WORK TO COMPLETE
Keep each line of the material that includes "Keys", and leave out the rest.

INFORMATION SUPPLIED
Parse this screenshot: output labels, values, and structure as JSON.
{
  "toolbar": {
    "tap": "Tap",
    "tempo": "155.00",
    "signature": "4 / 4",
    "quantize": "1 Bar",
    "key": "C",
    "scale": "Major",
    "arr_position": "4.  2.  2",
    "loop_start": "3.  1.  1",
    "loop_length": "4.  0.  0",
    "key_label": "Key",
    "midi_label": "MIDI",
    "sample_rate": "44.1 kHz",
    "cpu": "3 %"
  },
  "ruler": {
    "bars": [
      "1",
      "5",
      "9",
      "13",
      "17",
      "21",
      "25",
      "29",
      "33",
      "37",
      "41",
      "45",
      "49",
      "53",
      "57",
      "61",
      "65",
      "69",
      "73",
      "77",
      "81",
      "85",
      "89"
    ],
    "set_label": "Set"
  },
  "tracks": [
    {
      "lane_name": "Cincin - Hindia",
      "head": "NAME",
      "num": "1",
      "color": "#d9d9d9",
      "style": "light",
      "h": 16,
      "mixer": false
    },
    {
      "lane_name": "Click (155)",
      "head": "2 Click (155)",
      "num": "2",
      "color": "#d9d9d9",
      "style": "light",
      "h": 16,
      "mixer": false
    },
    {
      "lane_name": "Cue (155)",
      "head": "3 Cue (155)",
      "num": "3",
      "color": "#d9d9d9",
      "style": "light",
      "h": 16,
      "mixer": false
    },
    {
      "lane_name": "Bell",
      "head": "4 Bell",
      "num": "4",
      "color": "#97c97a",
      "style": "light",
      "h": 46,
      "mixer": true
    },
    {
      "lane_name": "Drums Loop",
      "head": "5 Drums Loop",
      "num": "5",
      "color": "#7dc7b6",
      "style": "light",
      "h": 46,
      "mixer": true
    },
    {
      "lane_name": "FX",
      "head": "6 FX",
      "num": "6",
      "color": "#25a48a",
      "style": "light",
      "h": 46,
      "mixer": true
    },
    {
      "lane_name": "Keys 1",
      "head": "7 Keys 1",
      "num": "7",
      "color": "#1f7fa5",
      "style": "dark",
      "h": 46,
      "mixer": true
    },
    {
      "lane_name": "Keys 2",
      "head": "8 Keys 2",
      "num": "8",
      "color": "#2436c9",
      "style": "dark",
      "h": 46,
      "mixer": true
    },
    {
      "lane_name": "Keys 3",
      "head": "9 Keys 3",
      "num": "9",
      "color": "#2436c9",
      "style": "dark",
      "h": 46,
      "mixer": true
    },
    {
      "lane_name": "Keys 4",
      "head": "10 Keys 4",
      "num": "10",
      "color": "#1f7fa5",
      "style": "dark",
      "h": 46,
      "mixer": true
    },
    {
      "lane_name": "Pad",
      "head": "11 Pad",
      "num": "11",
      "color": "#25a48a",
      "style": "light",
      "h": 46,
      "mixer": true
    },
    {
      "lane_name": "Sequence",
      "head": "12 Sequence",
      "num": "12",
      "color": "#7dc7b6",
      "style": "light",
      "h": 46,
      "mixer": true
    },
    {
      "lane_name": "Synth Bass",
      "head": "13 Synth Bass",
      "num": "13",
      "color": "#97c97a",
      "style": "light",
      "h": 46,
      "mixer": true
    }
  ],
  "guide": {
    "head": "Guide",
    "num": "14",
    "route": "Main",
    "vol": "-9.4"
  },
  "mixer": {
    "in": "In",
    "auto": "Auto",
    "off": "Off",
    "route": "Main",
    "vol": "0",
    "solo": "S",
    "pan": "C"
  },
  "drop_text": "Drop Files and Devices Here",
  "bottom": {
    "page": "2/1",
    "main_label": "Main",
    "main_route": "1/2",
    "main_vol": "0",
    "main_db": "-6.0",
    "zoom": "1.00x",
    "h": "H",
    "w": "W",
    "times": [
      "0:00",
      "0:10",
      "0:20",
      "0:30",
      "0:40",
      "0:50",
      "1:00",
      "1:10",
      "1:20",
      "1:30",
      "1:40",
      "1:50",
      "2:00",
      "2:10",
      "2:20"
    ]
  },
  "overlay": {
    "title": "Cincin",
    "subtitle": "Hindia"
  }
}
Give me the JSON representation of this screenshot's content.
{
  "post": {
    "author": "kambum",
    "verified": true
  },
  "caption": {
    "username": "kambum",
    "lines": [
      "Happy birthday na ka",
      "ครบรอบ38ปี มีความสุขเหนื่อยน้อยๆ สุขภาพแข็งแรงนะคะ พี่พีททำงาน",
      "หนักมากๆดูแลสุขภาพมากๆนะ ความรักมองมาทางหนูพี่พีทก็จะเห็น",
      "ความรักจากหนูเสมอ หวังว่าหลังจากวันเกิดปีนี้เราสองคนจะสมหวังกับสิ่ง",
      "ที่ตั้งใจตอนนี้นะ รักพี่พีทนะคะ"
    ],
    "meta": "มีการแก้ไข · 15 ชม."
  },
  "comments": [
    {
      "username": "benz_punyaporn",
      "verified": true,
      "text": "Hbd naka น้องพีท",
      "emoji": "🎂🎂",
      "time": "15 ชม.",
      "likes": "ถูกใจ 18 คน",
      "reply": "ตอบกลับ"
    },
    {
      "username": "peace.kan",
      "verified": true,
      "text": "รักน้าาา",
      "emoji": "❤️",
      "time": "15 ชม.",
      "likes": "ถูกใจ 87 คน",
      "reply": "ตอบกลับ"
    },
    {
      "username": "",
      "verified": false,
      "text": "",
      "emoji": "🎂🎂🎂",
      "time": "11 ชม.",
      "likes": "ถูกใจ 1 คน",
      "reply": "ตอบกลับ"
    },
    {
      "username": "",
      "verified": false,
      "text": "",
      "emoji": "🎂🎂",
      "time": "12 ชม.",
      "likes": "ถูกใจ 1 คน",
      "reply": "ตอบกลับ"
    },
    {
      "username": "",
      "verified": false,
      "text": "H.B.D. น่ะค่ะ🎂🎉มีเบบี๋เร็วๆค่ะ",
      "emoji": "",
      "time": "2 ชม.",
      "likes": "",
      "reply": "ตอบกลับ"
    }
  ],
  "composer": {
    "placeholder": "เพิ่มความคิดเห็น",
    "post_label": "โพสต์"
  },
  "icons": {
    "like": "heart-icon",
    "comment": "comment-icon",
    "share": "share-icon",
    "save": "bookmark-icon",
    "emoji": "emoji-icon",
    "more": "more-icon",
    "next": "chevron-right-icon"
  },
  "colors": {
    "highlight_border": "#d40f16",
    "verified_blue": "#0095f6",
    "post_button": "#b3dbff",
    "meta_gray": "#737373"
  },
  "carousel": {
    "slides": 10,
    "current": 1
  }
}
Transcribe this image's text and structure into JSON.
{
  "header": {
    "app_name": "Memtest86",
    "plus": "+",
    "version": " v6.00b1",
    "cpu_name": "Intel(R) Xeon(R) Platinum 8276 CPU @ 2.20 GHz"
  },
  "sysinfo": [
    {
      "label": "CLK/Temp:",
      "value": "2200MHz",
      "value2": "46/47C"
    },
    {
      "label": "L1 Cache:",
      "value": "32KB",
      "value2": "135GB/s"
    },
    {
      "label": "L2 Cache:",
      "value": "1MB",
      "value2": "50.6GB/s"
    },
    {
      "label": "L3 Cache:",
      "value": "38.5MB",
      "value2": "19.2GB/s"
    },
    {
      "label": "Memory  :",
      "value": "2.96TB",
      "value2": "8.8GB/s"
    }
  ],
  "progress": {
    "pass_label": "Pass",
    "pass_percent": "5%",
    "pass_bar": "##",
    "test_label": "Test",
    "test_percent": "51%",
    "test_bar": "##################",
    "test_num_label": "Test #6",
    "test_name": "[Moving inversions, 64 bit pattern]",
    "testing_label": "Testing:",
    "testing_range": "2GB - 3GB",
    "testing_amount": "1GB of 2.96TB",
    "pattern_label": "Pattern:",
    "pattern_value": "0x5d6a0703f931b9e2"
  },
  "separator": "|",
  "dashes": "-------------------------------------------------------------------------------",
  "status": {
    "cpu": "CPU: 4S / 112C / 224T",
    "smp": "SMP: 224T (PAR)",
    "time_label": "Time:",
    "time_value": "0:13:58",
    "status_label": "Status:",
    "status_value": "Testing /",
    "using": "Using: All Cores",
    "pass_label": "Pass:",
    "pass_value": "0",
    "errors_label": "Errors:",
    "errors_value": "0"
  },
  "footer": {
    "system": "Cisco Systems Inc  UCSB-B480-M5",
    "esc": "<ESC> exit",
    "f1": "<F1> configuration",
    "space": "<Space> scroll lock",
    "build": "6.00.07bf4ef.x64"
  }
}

YOUR RESPONSE
      "lane_name": "Keys 1",
      "head": "7 Keys 1",
      "lane_name": "Keys 2",
      "head": "8 Keys 2",
      "lane_name": "Keys 3",
      "head": "9 Keys 3",
      "lane_name": "Keys 4",
      "head": "10 Keys 4",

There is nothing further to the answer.